* **About this task**
Write the records out again exactly as they read, dropping any picture they hold.

* **Material to process**
Content starts

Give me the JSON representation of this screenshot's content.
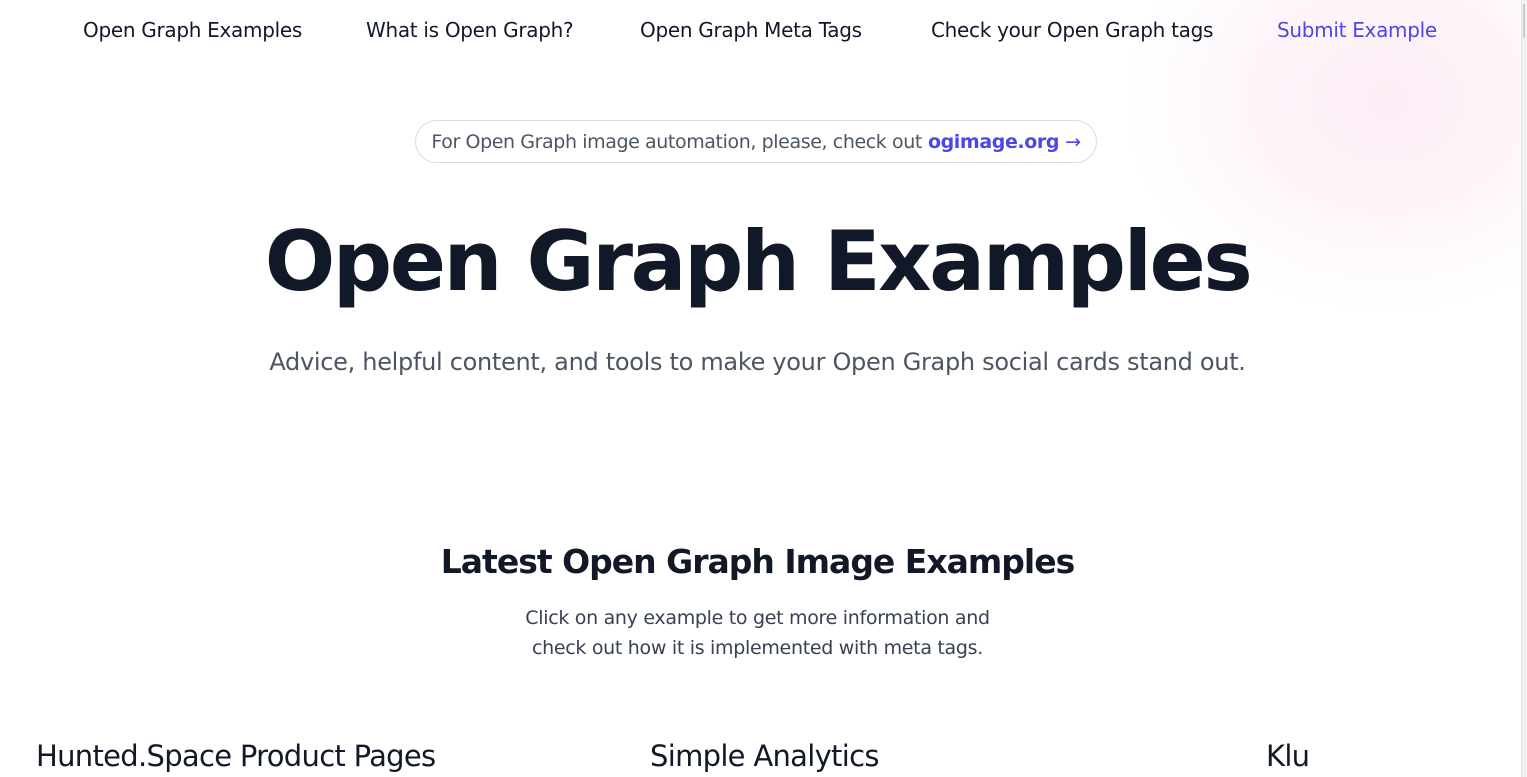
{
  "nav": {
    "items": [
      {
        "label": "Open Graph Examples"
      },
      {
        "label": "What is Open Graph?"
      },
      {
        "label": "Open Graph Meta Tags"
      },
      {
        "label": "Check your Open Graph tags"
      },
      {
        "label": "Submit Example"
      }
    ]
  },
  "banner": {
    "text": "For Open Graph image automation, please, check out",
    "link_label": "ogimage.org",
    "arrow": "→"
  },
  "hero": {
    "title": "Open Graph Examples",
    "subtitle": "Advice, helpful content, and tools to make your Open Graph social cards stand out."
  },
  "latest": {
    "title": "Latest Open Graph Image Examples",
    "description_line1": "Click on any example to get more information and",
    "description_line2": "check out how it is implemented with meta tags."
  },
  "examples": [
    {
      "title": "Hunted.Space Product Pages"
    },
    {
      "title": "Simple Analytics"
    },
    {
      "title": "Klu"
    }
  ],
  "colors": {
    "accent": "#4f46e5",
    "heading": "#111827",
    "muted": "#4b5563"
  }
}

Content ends

* **Result below**
Give me the JSON representation of this screenshot's content.
{
  "nav": {
    "items": [
      {
        "label": "Open Graph Examples"
      },
      {
        "label": "What is Open Graph?"
      },
      {
        "label": "Open Graph Meta Tags"
      },
      {
        "label": "Check your Open Graph tags"
      },
      {
        "label": "Submit Example"
      }
    ]
  },
  "banner": {
    "text": "For Open Graph image automation, please, check out",
    "link_label": "ogimage.org",
    "arrow": "→"
  },
  "hero": {
    "title": "Open Graph Examples",
    "subtitle": "Advice, helpful content, and tools to make your Open Graph social cards stand out."
  },
  "latest": {
    "title": "Latest Open Graph Image Examples",
    "description_line1": "Click on any example to get more information and",
    "description_line2": "check out how it is implemented with meta tags."
  },
  "examples": [
    {
      "title": "Hunted.Space Product Pages"
    },
    {
      "title": "Simple Analytics"
    },
    {
      "title": "Klu"
    }
  ],
  "colors": {
    "accent": "#4f46e5",
    "heading": "#111827",
    "muted": "#4b5563"
  }
}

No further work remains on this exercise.